Shelves crammed with clothing. They pull out one pair of pants after the other to show to you. They take it to the cashier and you pay as you leave. The cashier in turn gives it to the pick-up desk and gives you a claim number which you have to show to the pick-up desk to get your clothes. I bought a nice pair of Dockers and two short-sleeved dress shirts (Timberland and Perry Ellis) all for ???14!


Roads are chaotic as you can imagine. When you cross the street you just step out into traffic and hope all of the oncoming auto rickshaws, motorbikes, and trucks will stop for you. They usually do.

They really drive with their horns. They use it for every purpose imaginable. It’s usually considered a courtesy to honk when you’re passing someone, or when you want to pass them. We rode in an auto rickshaw today – sort of a three-wheeled scooter with a roof – (they call it an “auto” for short) and his horn was the old-fashioned kind with a big rubber bulb on it. Keep in mind, that the normal horns on these things are pretty loud, high-pitched and generally annoying. But they get you’re attention.

So here we are buzzing down these streets, people honking at us, and when our driver wants to pass someone, he presses this big rubber bulb and “honk” goes the thing like a goose on steroids. If he doesn’t get a response, then he honks even faster and more emphatically: “Honk! Honk! Hon-Hon-Hon! Ho-ho-ho-ho!” until the pitch becomes so frenzied that the horn doesn’t make much more sound that a high squealed peep. It was all I could do to keep myself from falling out of the vehicle with laughter.

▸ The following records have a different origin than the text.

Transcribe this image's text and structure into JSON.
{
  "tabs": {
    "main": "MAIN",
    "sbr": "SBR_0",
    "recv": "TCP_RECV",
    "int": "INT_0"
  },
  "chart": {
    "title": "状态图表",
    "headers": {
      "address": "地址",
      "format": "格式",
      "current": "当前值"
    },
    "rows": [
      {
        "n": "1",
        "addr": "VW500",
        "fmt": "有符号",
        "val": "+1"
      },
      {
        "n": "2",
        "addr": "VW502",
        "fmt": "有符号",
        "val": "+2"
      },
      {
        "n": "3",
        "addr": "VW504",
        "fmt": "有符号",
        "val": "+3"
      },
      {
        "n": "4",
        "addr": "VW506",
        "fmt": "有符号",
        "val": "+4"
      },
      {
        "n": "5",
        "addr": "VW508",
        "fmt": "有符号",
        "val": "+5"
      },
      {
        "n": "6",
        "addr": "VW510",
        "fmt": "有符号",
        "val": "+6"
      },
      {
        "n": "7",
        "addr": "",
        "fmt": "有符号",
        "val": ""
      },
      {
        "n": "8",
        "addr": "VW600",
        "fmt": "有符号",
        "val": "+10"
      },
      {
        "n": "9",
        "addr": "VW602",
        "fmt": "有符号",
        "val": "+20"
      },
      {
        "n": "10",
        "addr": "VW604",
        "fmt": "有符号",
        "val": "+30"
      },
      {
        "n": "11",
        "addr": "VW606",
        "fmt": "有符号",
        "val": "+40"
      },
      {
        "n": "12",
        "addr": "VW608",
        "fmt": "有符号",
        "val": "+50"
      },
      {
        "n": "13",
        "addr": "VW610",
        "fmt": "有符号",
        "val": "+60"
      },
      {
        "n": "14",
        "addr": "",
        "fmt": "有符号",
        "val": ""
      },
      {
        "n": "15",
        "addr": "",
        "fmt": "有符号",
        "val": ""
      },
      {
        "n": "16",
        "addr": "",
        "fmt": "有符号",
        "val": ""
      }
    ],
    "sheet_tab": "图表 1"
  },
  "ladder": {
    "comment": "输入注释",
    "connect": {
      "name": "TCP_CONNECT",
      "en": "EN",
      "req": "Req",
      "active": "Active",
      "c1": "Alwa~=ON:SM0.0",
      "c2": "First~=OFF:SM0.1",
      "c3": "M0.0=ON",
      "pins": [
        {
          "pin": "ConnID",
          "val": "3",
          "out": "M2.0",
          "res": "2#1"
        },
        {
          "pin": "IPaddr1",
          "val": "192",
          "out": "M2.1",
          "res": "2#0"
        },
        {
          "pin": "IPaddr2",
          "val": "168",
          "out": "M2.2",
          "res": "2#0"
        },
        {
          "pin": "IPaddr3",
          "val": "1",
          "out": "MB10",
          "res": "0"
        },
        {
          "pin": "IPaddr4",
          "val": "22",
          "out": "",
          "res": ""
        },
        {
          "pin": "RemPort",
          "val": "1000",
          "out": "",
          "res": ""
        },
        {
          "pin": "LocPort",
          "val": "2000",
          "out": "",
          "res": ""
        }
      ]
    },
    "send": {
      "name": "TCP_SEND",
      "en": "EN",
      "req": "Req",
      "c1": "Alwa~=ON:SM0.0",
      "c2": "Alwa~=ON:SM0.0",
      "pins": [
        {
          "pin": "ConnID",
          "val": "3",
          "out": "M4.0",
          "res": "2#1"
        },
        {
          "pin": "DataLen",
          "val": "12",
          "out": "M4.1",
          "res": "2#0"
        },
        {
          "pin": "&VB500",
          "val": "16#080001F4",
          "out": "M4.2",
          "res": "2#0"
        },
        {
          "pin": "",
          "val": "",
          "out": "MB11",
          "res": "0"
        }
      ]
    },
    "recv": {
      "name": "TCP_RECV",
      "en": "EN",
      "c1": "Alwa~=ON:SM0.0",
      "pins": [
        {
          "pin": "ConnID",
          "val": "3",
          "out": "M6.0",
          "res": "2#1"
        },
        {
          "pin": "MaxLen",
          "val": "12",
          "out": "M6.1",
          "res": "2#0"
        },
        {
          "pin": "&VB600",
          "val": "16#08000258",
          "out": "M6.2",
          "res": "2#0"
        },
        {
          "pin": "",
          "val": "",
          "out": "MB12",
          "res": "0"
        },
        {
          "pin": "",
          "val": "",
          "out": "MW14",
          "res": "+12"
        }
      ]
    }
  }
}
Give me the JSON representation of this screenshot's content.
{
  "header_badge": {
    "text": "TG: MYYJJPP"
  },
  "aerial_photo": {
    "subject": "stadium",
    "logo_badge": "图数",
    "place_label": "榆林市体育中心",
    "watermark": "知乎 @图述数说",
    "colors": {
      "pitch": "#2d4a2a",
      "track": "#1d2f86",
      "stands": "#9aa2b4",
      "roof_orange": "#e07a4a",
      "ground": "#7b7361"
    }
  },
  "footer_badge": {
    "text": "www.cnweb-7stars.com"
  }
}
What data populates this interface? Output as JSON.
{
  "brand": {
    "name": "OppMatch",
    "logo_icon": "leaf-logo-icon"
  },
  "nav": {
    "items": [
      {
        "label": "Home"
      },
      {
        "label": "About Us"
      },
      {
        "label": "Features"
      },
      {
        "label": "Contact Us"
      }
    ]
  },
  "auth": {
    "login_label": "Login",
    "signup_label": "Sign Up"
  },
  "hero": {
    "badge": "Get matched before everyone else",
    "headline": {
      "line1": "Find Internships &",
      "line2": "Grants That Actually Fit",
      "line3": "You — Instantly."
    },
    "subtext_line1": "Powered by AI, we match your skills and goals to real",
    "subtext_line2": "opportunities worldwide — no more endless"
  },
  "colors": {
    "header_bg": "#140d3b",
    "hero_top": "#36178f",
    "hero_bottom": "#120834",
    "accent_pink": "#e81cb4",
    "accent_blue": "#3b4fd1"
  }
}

We went to a hug mall today. It was amazing how big it is. Some stores are nice and neat but others are very chaotic. It reminds me of the stores in the old part of Sarajevo, for those of you who have been there. Some stuff hanging out and the rest crammed onto shelves.